Yes. Certain locations cannot be junctions or symlinks because they're accessed before the disk manager is loaded, therfore the junction targets cannot be resolved yet. Raymond Chen writes in The File System Paradox:
[...] in order to read the boot files off the disk, you need the file system driver, but the file system driver is on the disk, which you can't read until you've loaded the file system driver. Oh no, Catch-22!
The vicious cycle is broken by having a miniature file system driver built into the critical boot files. This miniature driver knows just barely enough to locate files in the root directory and load them into memory. [...]
[...] the miniature file system driver doesn't understand mount points, because mount points mean talking to the disk management service, and at the time the system is booting, the computer hasn't even loaded the operating system yet, much less some fancy advanced service that knows how to map drive letters back to ARC paths, and even if you somehow got that service running, you still have to find the device drivers for those other hard drives and load the corresponding file system drivers.
So you could probably get away with making
ProgramData a junction, since it's only needed for programs, long after the OS has booted. (That said, services like HyperV also put their data there, so be careful.)
Documents and Settings) has been moved like this several times.

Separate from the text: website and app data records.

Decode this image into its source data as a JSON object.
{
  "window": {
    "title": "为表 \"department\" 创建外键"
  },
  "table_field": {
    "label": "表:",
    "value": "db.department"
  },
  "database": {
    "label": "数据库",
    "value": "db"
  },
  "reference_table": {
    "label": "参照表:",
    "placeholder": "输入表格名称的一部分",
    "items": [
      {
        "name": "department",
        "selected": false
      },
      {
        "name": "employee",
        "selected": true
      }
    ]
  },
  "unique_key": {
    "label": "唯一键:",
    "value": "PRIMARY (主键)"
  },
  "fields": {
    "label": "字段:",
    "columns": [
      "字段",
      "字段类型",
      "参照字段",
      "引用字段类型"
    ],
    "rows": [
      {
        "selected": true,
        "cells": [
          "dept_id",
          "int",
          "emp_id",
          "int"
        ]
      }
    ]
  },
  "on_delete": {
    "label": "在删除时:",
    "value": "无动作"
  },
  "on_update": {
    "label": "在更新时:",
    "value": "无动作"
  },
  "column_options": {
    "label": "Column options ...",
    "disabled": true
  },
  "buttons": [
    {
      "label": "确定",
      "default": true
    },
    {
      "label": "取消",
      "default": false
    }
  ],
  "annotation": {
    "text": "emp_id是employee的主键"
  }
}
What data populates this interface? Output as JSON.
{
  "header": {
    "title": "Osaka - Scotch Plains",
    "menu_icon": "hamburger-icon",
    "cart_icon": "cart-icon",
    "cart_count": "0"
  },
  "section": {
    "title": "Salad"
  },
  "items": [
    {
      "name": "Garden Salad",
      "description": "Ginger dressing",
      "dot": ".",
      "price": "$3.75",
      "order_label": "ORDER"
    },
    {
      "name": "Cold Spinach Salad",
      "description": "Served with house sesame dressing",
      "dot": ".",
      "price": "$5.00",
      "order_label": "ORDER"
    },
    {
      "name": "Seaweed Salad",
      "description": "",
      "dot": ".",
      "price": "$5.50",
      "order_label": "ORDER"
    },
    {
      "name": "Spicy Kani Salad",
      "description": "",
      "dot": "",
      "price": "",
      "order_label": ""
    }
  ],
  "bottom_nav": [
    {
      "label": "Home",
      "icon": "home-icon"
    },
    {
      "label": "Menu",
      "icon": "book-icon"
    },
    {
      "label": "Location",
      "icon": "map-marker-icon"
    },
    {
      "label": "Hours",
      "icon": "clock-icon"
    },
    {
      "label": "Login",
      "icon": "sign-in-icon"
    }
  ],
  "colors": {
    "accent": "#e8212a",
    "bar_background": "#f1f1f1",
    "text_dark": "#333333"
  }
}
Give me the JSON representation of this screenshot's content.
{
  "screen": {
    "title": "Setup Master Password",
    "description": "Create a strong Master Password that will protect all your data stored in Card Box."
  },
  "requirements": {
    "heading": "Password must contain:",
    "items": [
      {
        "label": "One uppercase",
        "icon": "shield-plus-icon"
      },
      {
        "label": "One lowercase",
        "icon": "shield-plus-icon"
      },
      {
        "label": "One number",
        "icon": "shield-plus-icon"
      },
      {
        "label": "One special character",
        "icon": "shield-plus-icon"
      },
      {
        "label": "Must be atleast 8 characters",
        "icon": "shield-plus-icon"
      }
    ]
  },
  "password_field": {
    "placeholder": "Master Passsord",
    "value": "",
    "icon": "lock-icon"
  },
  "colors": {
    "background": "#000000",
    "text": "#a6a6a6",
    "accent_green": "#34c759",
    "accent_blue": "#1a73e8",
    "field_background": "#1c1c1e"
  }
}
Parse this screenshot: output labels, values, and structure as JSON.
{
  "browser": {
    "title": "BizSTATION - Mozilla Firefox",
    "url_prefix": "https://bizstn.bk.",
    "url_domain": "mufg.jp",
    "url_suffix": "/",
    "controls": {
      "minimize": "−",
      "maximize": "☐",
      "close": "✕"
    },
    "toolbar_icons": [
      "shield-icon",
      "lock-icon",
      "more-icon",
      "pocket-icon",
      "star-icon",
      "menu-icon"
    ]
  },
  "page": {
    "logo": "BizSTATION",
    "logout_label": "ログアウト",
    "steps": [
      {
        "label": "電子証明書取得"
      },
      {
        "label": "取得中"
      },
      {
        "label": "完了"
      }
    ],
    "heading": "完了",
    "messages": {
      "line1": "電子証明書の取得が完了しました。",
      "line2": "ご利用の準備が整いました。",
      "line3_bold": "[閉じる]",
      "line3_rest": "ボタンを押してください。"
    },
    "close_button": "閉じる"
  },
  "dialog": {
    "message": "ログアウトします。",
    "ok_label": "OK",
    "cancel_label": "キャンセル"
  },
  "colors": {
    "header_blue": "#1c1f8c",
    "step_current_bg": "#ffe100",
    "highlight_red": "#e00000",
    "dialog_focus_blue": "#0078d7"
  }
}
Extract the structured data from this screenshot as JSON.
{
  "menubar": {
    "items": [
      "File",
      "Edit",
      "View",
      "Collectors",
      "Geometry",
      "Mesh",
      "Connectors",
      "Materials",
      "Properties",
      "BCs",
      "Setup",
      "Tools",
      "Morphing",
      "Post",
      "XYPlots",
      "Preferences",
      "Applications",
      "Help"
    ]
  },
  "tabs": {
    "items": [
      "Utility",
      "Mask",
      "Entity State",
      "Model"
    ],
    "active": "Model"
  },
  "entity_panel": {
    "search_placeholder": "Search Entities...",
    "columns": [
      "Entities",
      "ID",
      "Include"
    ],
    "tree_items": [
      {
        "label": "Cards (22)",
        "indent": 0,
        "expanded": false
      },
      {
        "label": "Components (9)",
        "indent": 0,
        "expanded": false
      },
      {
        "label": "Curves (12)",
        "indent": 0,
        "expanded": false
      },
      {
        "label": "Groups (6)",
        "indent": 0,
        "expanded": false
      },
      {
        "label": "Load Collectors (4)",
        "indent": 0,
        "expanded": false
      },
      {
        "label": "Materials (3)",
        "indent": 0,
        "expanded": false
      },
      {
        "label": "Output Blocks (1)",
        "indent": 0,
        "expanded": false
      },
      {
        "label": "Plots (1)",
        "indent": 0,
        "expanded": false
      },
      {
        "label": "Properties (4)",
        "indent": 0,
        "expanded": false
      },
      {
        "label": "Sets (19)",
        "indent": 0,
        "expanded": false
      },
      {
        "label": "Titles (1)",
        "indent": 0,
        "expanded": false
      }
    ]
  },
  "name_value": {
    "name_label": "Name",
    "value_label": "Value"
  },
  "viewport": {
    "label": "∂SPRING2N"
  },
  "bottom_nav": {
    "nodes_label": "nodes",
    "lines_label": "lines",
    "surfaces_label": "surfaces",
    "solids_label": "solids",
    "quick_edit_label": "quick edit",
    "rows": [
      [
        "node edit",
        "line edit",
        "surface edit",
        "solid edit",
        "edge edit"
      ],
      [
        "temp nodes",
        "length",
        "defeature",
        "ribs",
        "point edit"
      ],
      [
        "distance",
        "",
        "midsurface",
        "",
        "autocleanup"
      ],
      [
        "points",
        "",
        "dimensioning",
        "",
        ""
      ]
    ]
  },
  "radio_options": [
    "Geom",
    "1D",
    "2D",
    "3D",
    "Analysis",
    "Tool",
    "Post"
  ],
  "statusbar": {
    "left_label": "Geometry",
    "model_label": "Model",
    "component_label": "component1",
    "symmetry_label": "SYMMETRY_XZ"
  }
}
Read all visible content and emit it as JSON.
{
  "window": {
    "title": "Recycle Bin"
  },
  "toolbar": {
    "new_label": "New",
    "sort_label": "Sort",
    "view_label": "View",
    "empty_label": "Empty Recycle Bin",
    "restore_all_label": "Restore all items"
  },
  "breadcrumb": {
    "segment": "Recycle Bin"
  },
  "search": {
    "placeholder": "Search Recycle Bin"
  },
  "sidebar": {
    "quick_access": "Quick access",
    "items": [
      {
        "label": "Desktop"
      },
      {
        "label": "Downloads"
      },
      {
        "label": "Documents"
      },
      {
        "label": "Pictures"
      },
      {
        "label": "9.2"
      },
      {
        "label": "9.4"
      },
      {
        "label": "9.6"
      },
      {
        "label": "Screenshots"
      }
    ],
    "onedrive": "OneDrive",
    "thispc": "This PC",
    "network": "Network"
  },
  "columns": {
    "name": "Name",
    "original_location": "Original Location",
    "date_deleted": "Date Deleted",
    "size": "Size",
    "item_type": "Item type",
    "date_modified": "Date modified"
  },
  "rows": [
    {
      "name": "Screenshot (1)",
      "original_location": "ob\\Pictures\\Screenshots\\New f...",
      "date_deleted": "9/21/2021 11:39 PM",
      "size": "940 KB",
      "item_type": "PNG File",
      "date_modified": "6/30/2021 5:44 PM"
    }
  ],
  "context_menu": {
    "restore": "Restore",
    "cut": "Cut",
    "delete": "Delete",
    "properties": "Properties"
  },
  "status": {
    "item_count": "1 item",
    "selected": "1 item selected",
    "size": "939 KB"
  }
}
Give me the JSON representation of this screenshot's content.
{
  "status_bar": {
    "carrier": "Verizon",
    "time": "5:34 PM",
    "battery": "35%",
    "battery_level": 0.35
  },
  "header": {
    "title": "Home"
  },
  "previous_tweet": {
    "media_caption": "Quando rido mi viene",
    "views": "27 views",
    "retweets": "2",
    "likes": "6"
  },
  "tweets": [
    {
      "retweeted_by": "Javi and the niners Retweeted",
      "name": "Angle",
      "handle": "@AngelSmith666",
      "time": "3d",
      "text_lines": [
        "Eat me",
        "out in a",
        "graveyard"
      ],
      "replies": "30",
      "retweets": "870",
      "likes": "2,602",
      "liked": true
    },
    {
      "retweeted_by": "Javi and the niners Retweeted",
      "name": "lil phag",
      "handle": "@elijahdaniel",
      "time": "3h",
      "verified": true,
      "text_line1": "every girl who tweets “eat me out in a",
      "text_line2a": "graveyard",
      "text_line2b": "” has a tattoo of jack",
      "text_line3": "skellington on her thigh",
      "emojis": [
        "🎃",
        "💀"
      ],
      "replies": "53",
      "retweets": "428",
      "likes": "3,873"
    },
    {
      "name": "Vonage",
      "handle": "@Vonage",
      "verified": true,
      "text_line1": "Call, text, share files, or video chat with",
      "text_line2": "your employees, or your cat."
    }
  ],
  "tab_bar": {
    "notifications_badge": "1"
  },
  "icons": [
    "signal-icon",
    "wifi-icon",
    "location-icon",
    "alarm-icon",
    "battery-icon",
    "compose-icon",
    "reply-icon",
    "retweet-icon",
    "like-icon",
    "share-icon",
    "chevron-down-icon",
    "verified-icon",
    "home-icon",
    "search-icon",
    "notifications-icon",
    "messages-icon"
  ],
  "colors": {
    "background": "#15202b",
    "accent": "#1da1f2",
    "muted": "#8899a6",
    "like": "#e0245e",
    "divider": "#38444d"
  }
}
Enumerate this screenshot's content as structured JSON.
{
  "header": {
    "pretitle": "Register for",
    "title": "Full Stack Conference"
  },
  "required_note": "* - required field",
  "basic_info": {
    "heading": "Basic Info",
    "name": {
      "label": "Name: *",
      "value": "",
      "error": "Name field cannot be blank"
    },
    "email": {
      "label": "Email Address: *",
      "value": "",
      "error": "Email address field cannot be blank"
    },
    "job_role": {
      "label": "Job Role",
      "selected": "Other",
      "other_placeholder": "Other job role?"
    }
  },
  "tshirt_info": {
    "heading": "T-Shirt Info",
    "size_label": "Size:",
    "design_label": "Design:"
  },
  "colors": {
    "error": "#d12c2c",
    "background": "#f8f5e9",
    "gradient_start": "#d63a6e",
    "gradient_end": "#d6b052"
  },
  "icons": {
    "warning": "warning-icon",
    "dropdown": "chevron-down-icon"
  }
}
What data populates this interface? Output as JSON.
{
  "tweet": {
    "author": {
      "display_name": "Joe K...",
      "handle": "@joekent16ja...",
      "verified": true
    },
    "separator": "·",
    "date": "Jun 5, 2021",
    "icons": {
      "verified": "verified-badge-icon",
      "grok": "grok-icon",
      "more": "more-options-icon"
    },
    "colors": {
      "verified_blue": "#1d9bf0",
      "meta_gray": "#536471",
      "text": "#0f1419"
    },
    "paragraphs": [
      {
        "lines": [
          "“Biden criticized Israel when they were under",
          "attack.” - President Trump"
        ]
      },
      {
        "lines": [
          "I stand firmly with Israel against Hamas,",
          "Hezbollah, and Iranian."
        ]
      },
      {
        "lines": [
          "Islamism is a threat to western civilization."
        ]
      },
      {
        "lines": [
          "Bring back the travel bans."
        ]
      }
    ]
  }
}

However, anything that is needed to boot the OS itself, like the
\WINDOWS directory, must not be a junction or symlink.